    Larkspade likes this.
  6. Kristal H

    Kristal H Senior Member

    Joined:
    Jan 19, 2016
    Messages:
    2,145
    Likes Received:
    3,644
    I was wondering how he was doing.

    With the IBS, it might be worth doing a trial of Teff hay or Teff pellets with him. The Carbohydrate has a different molecular chain. I started feeding Teff last year when we got a mare in with hind gut acidosis in, it was a miracle feed for her. The hay can be hard to find, but Equis makes a Teff Pellet that your feed store might be able to order in for you.
     
    all4him likes this.
  7. all4him

    all4him Senior Member

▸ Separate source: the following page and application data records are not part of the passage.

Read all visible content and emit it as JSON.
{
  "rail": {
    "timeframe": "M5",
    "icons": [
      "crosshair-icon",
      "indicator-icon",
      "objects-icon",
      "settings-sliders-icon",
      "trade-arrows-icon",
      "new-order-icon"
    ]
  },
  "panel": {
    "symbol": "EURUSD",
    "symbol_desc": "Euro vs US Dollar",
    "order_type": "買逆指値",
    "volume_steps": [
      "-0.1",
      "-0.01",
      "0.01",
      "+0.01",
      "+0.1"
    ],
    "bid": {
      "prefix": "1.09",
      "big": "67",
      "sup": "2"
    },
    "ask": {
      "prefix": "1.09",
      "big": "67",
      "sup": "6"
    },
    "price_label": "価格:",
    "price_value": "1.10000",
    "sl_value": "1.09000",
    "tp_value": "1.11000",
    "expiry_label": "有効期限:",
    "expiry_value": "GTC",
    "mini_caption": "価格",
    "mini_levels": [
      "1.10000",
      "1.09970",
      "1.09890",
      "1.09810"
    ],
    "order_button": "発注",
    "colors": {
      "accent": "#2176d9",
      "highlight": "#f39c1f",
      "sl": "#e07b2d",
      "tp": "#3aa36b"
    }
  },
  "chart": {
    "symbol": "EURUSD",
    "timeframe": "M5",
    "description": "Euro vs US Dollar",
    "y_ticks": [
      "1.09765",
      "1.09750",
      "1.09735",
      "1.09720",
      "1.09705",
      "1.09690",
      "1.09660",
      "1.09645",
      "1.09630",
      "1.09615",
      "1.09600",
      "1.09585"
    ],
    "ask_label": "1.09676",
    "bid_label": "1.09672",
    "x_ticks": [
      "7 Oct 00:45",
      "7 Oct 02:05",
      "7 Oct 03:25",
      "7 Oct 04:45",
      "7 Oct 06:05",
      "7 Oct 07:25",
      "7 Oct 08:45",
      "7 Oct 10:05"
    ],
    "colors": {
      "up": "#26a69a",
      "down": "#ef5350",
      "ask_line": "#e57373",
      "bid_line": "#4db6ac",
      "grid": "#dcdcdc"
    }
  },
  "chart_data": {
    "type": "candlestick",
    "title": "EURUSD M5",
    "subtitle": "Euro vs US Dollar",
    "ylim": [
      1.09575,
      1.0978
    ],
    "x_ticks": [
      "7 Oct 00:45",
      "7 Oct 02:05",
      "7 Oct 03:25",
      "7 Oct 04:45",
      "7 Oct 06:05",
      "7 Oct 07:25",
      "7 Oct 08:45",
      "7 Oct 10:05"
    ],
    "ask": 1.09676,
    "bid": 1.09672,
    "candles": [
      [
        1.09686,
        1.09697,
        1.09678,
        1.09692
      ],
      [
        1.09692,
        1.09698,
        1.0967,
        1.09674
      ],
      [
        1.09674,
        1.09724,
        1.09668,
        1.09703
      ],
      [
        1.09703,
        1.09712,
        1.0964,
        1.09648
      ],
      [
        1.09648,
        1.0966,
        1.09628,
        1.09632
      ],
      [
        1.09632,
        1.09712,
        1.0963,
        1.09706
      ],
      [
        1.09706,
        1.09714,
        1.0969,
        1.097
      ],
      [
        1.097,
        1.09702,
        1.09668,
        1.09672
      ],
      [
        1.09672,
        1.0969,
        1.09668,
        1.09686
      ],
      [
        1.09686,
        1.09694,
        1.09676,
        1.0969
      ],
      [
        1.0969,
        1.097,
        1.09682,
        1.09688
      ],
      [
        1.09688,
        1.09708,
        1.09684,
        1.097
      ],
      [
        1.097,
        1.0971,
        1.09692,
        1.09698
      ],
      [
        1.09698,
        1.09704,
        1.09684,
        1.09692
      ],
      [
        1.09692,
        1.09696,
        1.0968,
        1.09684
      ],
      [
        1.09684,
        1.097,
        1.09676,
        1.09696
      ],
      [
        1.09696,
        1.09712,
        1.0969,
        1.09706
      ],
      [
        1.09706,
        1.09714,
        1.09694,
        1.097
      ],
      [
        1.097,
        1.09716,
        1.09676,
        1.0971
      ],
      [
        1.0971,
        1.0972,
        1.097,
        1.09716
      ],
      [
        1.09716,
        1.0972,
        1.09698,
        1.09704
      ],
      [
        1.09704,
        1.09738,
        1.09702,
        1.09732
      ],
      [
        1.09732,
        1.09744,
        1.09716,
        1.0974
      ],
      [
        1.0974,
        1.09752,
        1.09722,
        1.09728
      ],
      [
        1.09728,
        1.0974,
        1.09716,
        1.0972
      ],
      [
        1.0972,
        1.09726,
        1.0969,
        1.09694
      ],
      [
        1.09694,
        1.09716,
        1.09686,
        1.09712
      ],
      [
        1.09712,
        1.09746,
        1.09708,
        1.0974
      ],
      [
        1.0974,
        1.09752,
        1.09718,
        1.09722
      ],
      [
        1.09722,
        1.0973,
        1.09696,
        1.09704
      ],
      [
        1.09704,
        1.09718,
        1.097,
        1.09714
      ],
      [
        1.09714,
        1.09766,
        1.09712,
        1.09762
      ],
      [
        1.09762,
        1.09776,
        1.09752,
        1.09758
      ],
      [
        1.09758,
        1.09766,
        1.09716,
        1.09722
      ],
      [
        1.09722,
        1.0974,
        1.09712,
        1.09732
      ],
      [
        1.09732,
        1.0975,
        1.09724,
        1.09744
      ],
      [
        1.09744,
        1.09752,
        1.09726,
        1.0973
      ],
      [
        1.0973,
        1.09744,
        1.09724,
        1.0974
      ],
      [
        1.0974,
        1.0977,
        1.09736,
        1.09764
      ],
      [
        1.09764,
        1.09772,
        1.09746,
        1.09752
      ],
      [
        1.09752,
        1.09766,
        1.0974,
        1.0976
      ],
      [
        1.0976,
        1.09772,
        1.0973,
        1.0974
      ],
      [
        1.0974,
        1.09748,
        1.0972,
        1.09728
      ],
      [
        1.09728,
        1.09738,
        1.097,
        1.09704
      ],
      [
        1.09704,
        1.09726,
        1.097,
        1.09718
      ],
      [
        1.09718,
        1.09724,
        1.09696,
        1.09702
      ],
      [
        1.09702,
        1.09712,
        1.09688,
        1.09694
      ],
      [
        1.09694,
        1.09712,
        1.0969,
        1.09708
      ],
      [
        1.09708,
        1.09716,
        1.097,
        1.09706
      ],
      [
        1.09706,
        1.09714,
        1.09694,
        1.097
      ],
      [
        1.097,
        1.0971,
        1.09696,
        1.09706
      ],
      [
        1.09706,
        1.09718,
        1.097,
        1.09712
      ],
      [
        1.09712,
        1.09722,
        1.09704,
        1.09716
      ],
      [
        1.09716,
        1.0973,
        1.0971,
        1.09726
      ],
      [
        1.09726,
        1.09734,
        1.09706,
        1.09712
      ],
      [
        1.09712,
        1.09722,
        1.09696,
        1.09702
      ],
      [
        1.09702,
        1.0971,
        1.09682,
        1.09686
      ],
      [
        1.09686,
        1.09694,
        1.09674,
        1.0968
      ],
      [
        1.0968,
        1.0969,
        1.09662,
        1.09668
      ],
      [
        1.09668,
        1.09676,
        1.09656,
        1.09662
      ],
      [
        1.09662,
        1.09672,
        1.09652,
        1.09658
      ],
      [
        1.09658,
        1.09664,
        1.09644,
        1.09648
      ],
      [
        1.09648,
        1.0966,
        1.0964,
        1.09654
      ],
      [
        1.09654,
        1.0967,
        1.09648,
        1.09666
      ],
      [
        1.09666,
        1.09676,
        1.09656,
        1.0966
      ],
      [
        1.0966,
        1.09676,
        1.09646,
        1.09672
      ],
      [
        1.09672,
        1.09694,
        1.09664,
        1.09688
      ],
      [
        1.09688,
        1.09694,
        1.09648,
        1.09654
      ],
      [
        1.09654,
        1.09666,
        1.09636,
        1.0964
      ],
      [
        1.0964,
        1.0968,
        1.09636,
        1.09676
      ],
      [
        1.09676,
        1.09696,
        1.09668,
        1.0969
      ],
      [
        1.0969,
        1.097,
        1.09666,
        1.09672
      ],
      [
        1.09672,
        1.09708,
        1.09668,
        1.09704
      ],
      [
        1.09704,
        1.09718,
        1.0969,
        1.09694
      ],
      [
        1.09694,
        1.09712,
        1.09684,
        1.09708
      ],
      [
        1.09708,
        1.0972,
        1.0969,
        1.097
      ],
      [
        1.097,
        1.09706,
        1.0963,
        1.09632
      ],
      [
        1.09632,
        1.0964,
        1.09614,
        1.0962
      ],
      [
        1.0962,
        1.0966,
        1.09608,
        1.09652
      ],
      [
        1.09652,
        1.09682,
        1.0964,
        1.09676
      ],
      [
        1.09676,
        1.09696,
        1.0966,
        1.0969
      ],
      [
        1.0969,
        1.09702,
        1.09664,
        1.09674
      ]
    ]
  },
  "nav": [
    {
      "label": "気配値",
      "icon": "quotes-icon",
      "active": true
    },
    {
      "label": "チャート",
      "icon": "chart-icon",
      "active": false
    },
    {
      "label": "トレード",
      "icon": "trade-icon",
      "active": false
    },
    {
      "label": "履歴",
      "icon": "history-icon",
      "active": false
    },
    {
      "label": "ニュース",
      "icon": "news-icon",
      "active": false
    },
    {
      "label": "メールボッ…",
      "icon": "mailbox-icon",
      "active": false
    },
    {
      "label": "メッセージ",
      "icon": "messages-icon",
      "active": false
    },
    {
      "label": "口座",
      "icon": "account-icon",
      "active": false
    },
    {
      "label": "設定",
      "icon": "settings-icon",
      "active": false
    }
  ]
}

    Joined:
    Feb 22, 2009
    Messages:
    5,362
    Likes Received:
    8,288
    Final update, unfortunately.

    My friend's horse was not doing well yesterday on and off. He was down and moaning when her mom went to feed at about 10:30 and she asked if I could go over. I did and he was up and whinnying and looking for food. I hand walked him, let him graze a little and gave him about 1/3 lb. of senior to give him something and he gobbled it up. Didn't give him hay though. I left and he was on and off all day. Last night around 10, my friend called the vet to see if there is anything else she could do - maybe give him a sedative along with banamine to get him through he night (he wasn't "colicking" but he just wasn't right. As she was talking, he suddenly arched his back hard and had a spasm and stayed that way, suddenly sweating like he ran a race in 90 degree weather. The vet came and felt a big pocket of gas and they tried everything to get that out - even trotting him in the ring (he would be cleared to trot today from the surgery). His pulse on the sedative was over 80 and there was a puddle of sweat on the floor. There was really no other choice. He was put down around 1 am.

    I told my friend that NO one else would have done what she did and she gave him every chance he had to make it. He just had too much wrong inside (they think the IBS was in his small intestines too - and it was some sort of food allergy but they never could figure out what it was). He was just 8 years old. :(
     
  8. BluemoonOKy

    BluemoonOKy Senior Member

    Joined:
    Apr 12, 2013
    Messages:
    7,978
    Likes Received:
    14,238
    I am so very sorry. Please give my condolences to your friend.
     
  9. Dona Worry

    Dona Worry Senior Member

    Joined:
    May 11, 2016
    Messages:
    6,648
    Likes Received:
    13,623
    Oh no. Your poor friend, she tried so hard. . . Sending good wishes her way.
     
  10. Kristal H

    Kristal H Senior Member

    Joined:
    Jan 19, 2016
    Messages:
    2,145
    Likes Received:
    3,644
    Very sorry, but I hope she rest assured that she did all she could for him.
     
Thread Status:
Not open for further replies.

Share This Page